Task item:
An exact copy of the entries is needed, with every picture left out.

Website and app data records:

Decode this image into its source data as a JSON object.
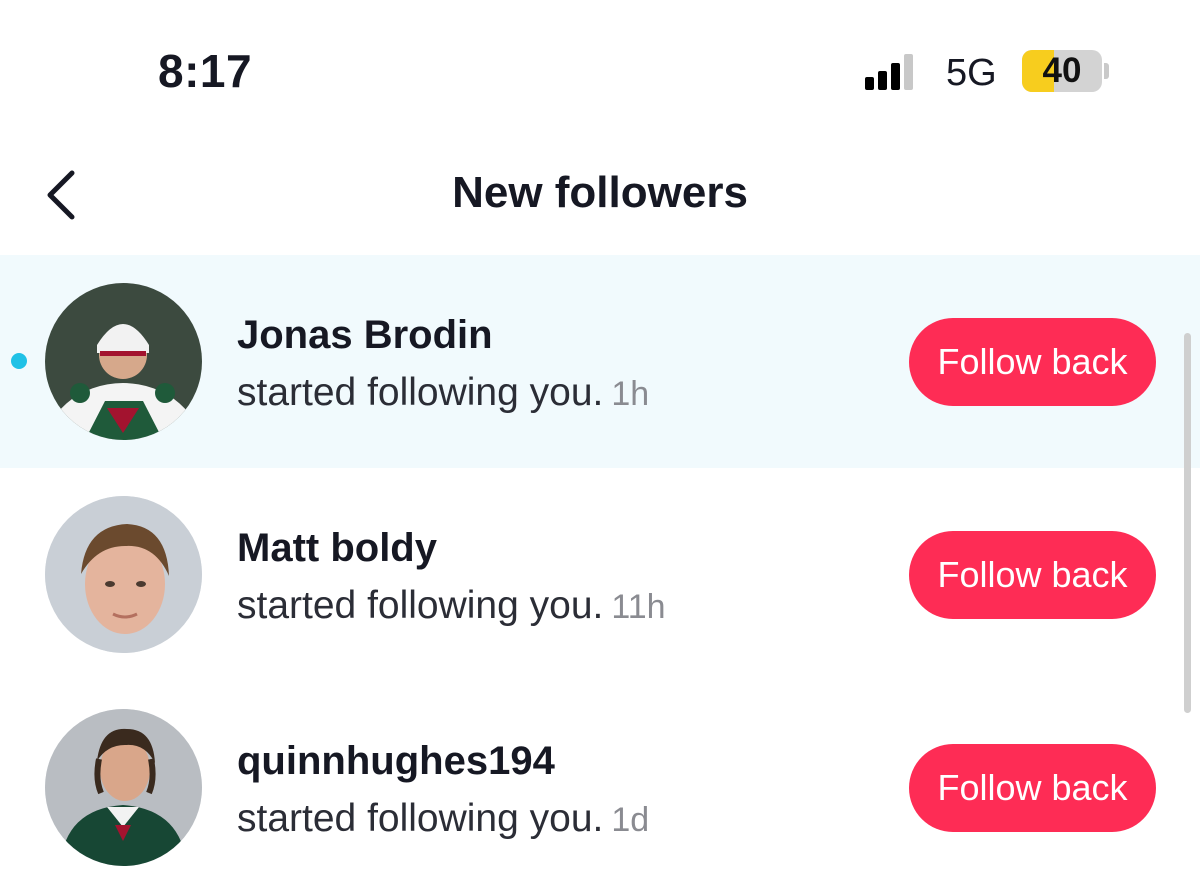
{
  "status_bar": {
    "time": "8:17",
    "network": "5G",
    "battery_percent": "40",
    "battery_level": 0.4,
    "signal_bars_active": 3,
    "signal_bars_total": 4
  },
  "header": {
    "title": "New followers",
    "back_icon": "chevron-left-icon"
  },
  "followers": [
    {
      "name": "Jonas Brodin",
      "action": "started following you.",
      "time": "1h",
      "button": "Follow back",
      "unread": true
    },
    {
      "name": "Matt boldy",
      "action": "started following you.",
      "time": "11h",
      "button": "Follow back",
      "unread": false
    },
    {
      "name": "quinnhughes194",
      "action": "started following you.",
      "time": "1d",
      "button": "Follow back",
      "unread": false
    }
  ],
  "colors": {
    "accent": "#fe2c55",
    "unread_dot": "#20c1e6",
    "unread_row_bg": "#f1fafd",
    "battery_fill": "#f7cd1e"
  }
}
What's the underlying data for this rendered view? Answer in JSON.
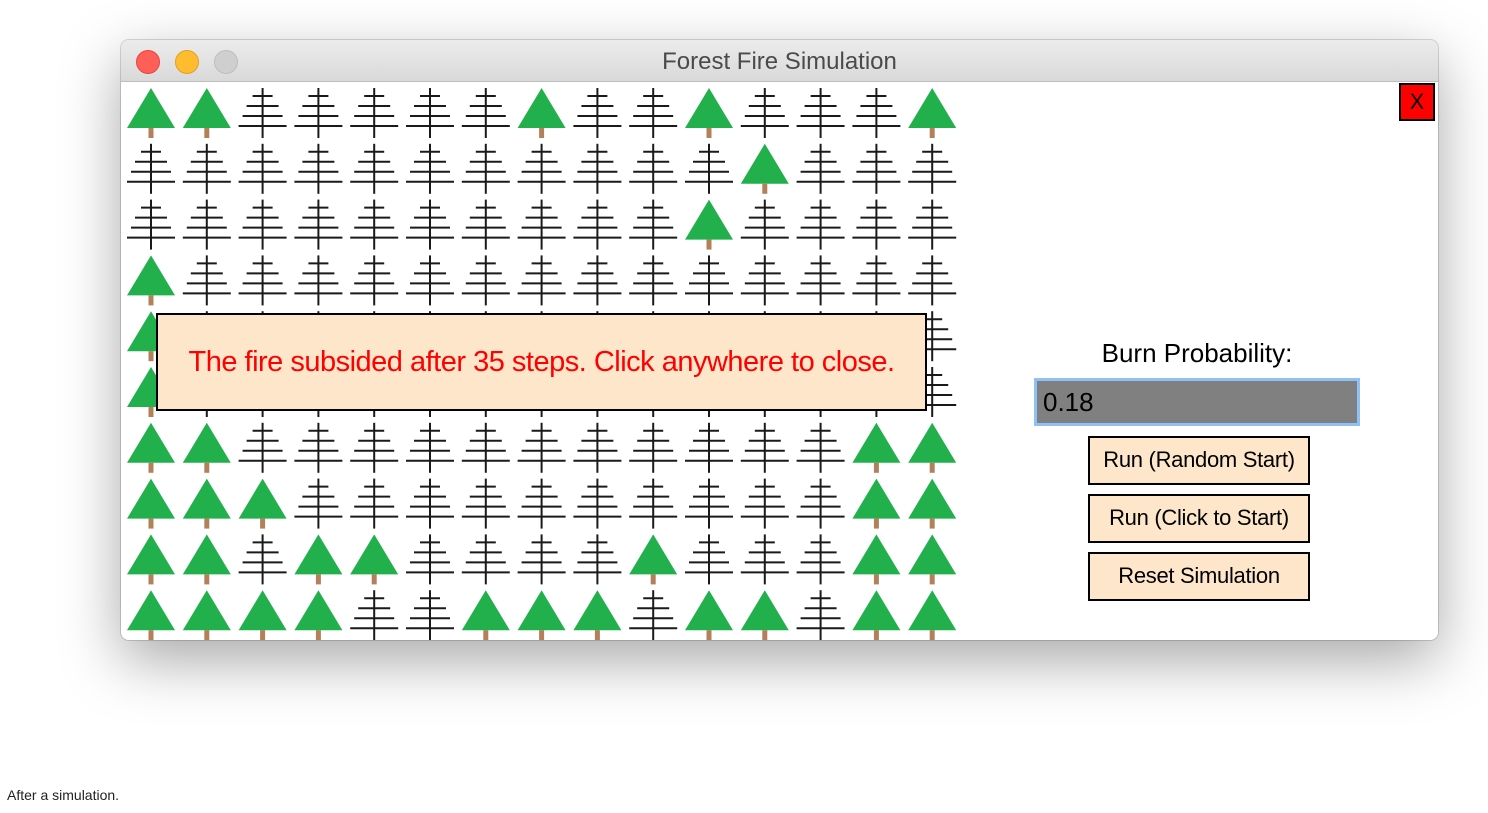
{
  "window": {
    "title": "Forest Fire Simulation",
    "close_label": "X"
  },
  "forest": {
    "legend": {
      "T": "live-tree",
      "B": "burnt-tree"
    },
    "rows": [
      "TTBBBBBTBBTBBBT",
      "BBBBBBBBBBBTBBB",
      "BBBBBBBBBBTBBBB",
      "TBBBBBBBBBBBBBB",
      "TBBBBBBBBBBBBBB",
      "TBBBBBBBBBBBBBB",
      "TTBBBBBBBBBBBTT",
      "TTTBBBBBBBBBBTT",
      "TTBTTBBBBTBBBTT",
      "TTTTBBTTTBTTBTT"
    ],
    "colors": {
      "live": "#22b04c",
      "trunk": "#b4805a",
      "burnt": "#1a1a1a"
    }
  },
  "message": {
    "text": "The fire subsided after 35 steps. Click anywhere to close."
  },
  "controls": {
    "burn_label": "Burn Probability:",
    "burn_value": "0.18",
    "run_random_label": "Run (Random Start)",
    "run_click_label": "Run (Click to Start)",
    "reset_label": "Reset Simulation"
  },
  "caption": "After a simulation."
}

Solution below:
Decode this image into its source data as a JSON object.
{
  "status_bar": {
    "time": "8:17",
    "network": "5G",
    "battery_percent": "40",
    "battery_level": 0.4,
    "signal_bars_active": 3,
    "signal_bars_total": 4
  },
  "header": {
    "title": "New followers",
    "back_icon": "chevron-left-icon"
  },
  "followers": [
    {
      "name": "Jonas Brodin",
      "action": "started following you.",
      "time": "1h",
      "button": "Follow back",
      "unread": true
    },
    {
      "name": "Matt boldy",
      "action": "started following you.",
      "time": "11h",
      "button": "Follow back",
      "unread": false
    },
    {
      "name": "quinnhughes194",
      "action": "started following you.",
      "time": "1d",
      "button": "Follow back",
      "unread": false
    }
  ],
  "colors": {
    "accent": "#fe2c55",
    "unread_dot": "#20c1e6",
    "unread_row_bg": "#f1fafd",
    "battery_fill": "#f7cd1e"
  }
}
What's the underlying data for this rendered view? Answer in JSON.
{
  "window": {
    "title": "Forest Fire Simulation",
    "close_label": "X"
  },
  "forest": {
    "legend": {
      "T": "live-tree",
      "B": "burnt-tree"
    },
    "rows": [
      "TTBBBBBTBBTBBBT",
      "BBBBBBBBBBBTBBB",
      "BBBBBBBBBBTBBBB",
      "TBBBBBBBBBBBBBB",
      "TBBBBBBBBBBBBBB",
      "TBBBBBBBBBBBBBB",
      "TTBBBBBBBBBBBTT",
      "TTTBBBBBBBBBBTT",
      "TTBTTBBBBTBBBTT",
      "TTTTBBTTTBTTBTT"
    ],
    "colors": {
      "live": "#22b04c",
      "trunk": "#b4805a",
      "burnt": "#1a1a1a"
    }
  },
  "message": {
    "text": "The fire subsided after 35 steps. Click anywhere to close."
  },
  "controls": {
    "burn_label": "Burn Probability:",
    "burn_value": "0.18",
    "run_random_label": "Run (Random Start)",
    "run_click_label": "Run (Click to Start)",
    "reset_label": "Reset Simulation"
  },
  "caption": "After a simulation."
}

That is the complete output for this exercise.